I liked the way the two pieces of writing – different in style and voice and sensibility and perspective, necessarily – were side by side; reading the two together was valuable, as this desire to ‘mark the passing’ of the First Nations people (the monument included the dates, 1840-1883, which Wilkie says marked the period when the local Aborigines were ‘displaced’ - his word) is, of course, problematic.

It is also rare. In Australia, as with the United States, or any country where there is a history of long-term race-based, or colonial, violence, it’s almost unthinkable for those who claim victory to keep a public record of their brutality. Wilkie ends his essay this way, in part:

As one Australian novelist put it recently, memory is a wilful dog; it visits when it’s hungry, not when you are. Maybe this is why we entrust some memories to stone but hide them away in cemeteries, away from the war memorials and pioneer monuments that take pride of place in our country towns (…)

There’s still much more besides in this issue of Meanjin – a wonderful memoir of a Polish Jewish actress who survived, Sonia Lizaron by Arnold Zable and a really strong poetry, fiction selection as well. The story by John Kinsella, ‘Sisters’ included this description of the wastrel junkie who came to stay that appealed to me: ‘He was high maintenance, but he was hardcore’.

No need to smooth any of the rough edges in any of this, the value is to be found in the clash and intersection of radically different voices; this is what gives it its spark. And again, is something unique about small independent magazines – and publishers – who are not so taken with the notion of branding themselves to compete.

Commentators offering advice on how to survive the next four years, let’s hope the Weird One loses interest in the low-energy nature of daily 'intelligence' and returns to his playground, so high up in the clouds, before then, have repeated the importance of supporting independent media, I can only endorse this.

Subscribe to small magazines, if that’s of interest, and/or support the big newspapers as they are the only vehicles with the heft and capacity to cause damage, if that is something that appeals to you.

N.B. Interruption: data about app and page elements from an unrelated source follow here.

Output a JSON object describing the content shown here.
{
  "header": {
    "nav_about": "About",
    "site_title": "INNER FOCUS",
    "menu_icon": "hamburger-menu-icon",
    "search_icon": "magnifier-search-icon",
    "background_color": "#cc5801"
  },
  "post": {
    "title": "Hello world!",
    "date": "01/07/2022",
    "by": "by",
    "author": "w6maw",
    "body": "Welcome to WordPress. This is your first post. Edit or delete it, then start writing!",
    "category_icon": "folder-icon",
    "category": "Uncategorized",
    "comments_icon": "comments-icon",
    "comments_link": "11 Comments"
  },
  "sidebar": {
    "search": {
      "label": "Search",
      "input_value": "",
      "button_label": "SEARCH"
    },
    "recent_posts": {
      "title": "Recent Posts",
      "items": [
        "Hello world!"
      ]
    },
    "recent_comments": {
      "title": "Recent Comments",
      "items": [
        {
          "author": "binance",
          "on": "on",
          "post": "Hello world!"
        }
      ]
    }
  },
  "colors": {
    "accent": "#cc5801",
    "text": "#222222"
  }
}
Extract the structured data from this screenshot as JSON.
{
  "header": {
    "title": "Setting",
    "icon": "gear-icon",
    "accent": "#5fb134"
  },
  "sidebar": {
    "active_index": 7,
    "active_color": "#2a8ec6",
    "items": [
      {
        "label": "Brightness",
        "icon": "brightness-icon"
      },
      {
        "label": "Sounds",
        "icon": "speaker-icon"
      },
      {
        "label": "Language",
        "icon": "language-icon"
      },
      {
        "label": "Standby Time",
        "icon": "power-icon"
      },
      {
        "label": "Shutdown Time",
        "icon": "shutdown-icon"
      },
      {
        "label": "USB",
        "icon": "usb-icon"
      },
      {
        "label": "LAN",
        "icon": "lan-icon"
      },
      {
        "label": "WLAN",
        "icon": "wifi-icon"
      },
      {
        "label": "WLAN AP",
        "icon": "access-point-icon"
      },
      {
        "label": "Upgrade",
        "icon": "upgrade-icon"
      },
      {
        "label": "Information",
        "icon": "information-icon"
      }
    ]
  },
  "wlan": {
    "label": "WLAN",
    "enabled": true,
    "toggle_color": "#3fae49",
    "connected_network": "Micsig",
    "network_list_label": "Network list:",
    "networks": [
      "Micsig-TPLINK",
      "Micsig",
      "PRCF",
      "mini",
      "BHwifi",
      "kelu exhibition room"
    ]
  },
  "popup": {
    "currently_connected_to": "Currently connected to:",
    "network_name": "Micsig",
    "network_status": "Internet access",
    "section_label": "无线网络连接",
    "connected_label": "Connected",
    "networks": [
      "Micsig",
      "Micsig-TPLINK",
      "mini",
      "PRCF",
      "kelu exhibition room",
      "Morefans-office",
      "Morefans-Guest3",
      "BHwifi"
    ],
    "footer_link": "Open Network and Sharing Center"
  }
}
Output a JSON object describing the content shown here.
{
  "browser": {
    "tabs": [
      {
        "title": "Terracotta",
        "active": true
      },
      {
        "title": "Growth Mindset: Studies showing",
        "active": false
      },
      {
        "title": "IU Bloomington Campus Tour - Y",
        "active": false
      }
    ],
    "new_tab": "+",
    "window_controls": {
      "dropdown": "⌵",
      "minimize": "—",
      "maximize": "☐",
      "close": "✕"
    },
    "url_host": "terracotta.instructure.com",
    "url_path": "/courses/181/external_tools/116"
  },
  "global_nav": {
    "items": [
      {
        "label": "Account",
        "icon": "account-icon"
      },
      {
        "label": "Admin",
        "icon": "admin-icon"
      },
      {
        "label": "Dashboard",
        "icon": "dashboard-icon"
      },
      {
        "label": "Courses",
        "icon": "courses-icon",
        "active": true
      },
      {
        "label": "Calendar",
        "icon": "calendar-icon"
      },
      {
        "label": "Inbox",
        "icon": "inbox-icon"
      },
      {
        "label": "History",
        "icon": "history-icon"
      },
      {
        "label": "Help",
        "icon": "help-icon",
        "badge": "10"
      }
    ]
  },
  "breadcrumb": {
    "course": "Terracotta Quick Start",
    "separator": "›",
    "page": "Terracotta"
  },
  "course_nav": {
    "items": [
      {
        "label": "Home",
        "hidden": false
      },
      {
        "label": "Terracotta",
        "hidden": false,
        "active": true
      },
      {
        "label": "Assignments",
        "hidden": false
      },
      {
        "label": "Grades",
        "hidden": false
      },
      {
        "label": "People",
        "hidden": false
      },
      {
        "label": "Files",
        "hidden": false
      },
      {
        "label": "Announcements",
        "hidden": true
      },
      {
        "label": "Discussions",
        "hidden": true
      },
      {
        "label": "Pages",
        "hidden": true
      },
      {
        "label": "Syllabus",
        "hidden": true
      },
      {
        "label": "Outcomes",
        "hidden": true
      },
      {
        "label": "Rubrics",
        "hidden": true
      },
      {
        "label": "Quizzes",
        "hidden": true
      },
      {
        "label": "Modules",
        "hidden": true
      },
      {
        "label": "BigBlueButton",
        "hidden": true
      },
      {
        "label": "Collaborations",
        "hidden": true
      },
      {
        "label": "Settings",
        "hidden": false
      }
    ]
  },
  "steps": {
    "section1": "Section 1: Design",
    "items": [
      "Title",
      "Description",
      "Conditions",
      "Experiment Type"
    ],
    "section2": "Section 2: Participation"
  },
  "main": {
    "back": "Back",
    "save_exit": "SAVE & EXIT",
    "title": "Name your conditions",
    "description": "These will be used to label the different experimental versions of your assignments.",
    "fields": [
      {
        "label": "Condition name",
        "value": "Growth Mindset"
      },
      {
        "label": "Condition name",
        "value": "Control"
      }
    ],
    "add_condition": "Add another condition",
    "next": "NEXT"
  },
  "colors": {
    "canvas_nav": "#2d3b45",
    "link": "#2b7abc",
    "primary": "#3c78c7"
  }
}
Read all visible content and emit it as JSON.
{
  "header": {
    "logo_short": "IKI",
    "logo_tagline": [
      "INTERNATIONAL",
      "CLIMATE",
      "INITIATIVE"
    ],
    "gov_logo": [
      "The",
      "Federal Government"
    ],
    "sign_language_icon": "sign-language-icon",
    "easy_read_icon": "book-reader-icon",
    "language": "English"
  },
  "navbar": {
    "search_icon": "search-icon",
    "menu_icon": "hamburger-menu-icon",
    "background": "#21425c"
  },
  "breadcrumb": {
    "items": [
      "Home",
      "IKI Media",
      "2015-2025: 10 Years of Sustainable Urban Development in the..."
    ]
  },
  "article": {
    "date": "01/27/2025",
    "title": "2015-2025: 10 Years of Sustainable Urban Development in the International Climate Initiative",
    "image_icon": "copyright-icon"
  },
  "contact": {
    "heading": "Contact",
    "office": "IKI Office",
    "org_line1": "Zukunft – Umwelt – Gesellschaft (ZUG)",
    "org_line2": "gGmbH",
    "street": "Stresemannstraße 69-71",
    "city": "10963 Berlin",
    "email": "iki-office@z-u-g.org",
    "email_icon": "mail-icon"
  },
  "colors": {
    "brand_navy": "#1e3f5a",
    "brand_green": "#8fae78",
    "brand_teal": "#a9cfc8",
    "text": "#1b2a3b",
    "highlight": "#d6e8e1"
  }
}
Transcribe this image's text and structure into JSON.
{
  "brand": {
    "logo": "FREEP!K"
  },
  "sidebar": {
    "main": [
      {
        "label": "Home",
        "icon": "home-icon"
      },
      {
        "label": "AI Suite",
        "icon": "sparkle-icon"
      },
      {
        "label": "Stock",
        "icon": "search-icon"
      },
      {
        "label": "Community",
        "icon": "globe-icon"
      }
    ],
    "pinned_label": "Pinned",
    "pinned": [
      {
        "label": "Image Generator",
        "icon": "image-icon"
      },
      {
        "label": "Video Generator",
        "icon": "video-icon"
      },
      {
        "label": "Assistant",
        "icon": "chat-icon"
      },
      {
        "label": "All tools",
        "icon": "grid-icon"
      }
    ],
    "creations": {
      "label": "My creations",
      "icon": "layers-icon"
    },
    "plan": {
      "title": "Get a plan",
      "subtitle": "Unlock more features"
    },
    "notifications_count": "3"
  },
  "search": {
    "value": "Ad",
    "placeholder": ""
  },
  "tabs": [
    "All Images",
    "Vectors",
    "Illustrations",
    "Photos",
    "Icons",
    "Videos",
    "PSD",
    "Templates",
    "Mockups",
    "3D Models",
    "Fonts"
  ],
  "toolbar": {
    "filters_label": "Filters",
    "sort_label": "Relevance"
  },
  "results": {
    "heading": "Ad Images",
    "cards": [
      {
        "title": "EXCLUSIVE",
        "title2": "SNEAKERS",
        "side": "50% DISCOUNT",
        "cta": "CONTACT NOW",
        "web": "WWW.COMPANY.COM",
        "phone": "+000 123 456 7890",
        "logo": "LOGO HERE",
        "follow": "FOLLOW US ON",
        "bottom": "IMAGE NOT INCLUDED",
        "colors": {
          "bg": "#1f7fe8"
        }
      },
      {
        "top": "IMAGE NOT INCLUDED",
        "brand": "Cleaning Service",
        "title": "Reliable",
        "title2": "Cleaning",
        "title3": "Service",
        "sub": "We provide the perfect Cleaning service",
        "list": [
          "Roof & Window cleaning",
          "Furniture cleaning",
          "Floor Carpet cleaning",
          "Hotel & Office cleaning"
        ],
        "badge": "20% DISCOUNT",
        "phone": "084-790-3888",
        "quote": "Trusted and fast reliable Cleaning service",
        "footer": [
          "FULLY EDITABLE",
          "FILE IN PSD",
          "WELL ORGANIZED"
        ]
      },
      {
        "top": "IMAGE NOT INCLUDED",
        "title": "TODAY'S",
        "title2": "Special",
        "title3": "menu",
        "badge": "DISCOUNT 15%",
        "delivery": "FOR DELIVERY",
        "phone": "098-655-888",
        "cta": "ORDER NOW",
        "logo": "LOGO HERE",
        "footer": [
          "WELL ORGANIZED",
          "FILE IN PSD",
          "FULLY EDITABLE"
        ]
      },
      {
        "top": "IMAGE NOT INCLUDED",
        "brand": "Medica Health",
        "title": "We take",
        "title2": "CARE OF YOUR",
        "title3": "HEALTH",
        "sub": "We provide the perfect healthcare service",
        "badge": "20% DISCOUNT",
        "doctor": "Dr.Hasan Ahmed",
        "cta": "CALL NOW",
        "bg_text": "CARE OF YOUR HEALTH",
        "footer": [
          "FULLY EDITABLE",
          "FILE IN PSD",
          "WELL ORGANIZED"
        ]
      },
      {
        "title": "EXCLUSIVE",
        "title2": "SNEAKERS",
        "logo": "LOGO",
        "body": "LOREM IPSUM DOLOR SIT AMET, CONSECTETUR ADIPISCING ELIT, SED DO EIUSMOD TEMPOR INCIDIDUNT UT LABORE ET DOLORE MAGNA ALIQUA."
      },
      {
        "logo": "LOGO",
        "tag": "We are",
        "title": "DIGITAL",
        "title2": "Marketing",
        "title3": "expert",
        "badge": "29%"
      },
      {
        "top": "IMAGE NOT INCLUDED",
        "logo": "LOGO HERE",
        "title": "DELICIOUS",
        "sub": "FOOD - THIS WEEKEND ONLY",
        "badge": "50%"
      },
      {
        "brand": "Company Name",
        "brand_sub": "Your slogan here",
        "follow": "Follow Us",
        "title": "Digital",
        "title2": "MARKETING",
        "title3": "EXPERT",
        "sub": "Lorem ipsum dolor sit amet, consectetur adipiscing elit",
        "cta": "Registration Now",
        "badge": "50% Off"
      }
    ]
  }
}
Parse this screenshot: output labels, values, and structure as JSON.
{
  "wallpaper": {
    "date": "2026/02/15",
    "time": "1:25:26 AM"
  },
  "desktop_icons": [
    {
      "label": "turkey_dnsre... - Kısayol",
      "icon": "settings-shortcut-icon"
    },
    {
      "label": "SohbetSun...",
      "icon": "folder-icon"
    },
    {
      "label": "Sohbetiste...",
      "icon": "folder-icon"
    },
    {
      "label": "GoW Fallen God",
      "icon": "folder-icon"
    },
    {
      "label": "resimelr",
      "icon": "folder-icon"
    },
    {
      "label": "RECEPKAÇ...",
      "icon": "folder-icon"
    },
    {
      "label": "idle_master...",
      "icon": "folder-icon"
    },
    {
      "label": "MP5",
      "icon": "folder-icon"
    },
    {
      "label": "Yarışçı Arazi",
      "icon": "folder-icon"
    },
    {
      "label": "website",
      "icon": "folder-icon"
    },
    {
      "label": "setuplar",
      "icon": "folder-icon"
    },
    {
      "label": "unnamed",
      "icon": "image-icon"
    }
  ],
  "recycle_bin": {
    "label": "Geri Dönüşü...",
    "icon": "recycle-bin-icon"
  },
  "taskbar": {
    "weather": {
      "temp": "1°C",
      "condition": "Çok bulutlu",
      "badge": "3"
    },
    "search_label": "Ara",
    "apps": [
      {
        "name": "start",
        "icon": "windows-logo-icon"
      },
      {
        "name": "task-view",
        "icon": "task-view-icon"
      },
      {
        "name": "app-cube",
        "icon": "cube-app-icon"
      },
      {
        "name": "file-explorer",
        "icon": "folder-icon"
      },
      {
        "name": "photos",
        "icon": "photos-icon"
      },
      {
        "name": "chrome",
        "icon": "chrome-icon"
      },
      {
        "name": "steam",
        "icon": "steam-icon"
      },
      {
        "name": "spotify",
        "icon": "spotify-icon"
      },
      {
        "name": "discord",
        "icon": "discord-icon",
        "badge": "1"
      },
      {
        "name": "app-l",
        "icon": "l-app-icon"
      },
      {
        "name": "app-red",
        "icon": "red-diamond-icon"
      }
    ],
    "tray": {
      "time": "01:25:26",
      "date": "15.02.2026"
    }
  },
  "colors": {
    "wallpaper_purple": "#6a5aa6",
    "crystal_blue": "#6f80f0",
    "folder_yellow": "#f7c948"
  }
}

To find out more about Meanjin, including the most recent issue's contents, go here.